The Get Down is a 70s story or recital
about the origins of hip-hop, an apt title –
starring the Fantastic Four plus one
amidst the broken Bronx and guns.
It’s 1977, at the release of Star Wars
not long after racist Jim Crow laws.

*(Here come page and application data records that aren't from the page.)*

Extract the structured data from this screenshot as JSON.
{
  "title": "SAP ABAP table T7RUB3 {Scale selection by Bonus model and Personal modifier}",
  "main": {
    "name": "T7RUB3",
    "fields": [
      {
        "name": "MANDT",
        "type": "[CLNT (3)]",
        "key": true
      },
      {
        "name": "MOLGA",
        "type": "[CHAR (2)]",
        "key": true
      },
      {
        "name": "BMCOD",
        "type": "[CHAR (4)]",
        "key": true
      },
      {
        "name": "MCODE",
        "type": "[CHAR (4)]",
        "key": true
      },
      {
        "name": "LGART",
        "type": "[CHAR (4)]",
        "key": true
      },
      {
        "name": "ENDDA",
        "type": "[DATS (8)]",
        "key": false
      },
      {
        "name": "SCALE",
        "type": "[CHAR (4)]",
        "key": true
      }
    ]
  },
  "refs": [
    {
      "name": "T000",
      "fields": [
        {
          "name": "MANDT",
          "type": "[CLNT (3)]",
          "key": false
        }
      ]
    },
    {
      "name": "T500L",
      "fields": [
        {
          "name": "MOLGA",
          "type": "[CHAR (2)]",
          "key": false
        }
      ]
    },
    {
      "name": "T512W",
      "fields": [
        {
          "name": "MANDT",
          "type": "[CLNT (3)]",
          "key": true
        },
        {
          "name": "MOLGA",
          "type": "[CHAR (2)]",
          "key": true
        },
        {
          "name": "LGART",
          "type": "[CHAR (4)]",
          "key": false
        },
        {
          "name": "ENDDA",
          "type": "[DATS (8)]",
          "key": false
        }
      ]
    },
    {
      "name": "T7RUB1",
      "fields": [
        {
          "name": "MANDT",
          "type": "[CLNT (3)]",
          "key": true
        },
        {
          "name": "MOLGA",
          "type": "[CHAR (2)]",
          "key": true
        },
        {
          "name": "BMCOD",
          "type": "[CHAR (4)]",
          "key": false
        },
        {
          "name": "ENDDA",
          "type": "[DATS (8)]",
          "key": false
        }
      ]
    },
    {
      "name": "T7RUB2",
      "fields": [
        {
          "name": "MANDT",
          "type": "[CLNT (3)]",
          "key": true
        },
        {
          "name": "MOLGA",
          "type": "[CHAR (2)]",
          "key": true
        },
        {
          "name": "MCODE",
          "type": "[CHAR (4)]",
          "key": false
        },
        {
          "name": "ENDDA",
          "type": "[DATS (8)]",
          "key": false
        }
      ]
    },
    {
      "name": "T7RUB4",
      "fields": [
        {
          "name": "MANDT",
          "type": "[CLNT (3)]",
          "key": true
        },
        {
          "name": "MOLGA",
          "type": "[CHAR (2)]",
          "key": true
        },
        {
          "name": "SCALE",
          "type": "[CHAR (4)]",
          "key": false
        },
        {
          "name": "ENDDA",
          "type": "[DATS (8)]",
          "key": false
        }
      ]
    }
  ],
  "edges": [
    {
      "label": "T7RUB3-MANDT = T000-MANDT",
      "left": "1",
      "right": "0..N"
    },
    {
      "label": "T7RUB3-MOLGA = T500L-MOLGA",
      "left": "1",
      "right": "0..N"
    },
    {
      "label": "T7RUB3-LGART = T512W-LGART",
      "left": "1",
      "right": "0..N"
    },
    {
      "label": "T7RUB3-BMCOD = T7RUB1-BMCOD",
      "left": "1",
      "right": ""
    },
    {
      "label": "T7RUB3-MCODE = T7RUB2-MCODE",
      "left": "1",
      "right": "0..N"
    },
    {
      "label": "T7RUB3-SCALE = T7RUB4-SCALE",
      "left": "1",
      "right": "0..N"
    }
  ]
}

In this
concrete jungle, deep in The Big Apple with
Jamaicans and Ricans in their own chapel.
Funk, dance offs, Afros, turntables and 70s culture.
I binged this series from start to finish like a vulture.
Great and stellar performances from all the actors
including great writing, directing and cinematic factors.
But this is a story about black society and black history.
Blacks owned the Bronx, geeze that’s no mystery.
Though, the 70s was a white man’s wonderland and
minorities suffered with the hell of drugs and contraband.
Music was a language; it was poetry, an art form
integrated in pop culture, society and cultural norms.
Graffiti isn’t a horrible, grotesque or an absurd abomination,
but a way to express yourself via colourful connotations.
Filled with stories about the mob, violence and drugs
in contrast to the musical ideologies of peace and hugs.
Fat Annie controls Shaolin Fantastic like her prey
but all he wants to do is spin decks and DJ.
Ezekiel: a budding writer, poet and excellent wordsmith.
Though to perform in front of others, for him is a myth.
He’s shy, timid, and quiet with a dark and horrific past.
Parents killed by the Bronx, frequent for someone of his caste.
But his love, Mylene Cruz, daughter of a religious fanatic, and
all she wants to do is sing, her dad renders her vocals static
Her life must be that of a pilgrim – a Christian – a preacher’s daughter.
She’s a sacrifice, a lamb going to a butchery or slaughter.
Then there’s Dizzee, our artistic philosopher played by Jaden Smith,
breaking down words and syllables; using morphology like a blacksmith.
Sending messages throughout the city via the subways and his brilliance,
fleeing from police and their guns with such heroism and resilience.
This is based on the true story of Grandmaster Flash
with cool vibes, wicked tunes and many a musical splash.
The musician, DJ, collected and philosophical character
who created a movement, becoming rhythmic barrister.
This show brims with awesomeness and necessary quality:
a soundtrack with lyrics that shows black oppression and inequality.
Created by Baz Luhrmann, shown by Netflix and produced by Nas
overflowing with unknown names and many of TV’s great talent and stars.
It’s a stimulating study about music and reason,
yet showing half a season is televisual treason.
The show touched my heart and I shed a tear
and for more episodes, I must wait until next year.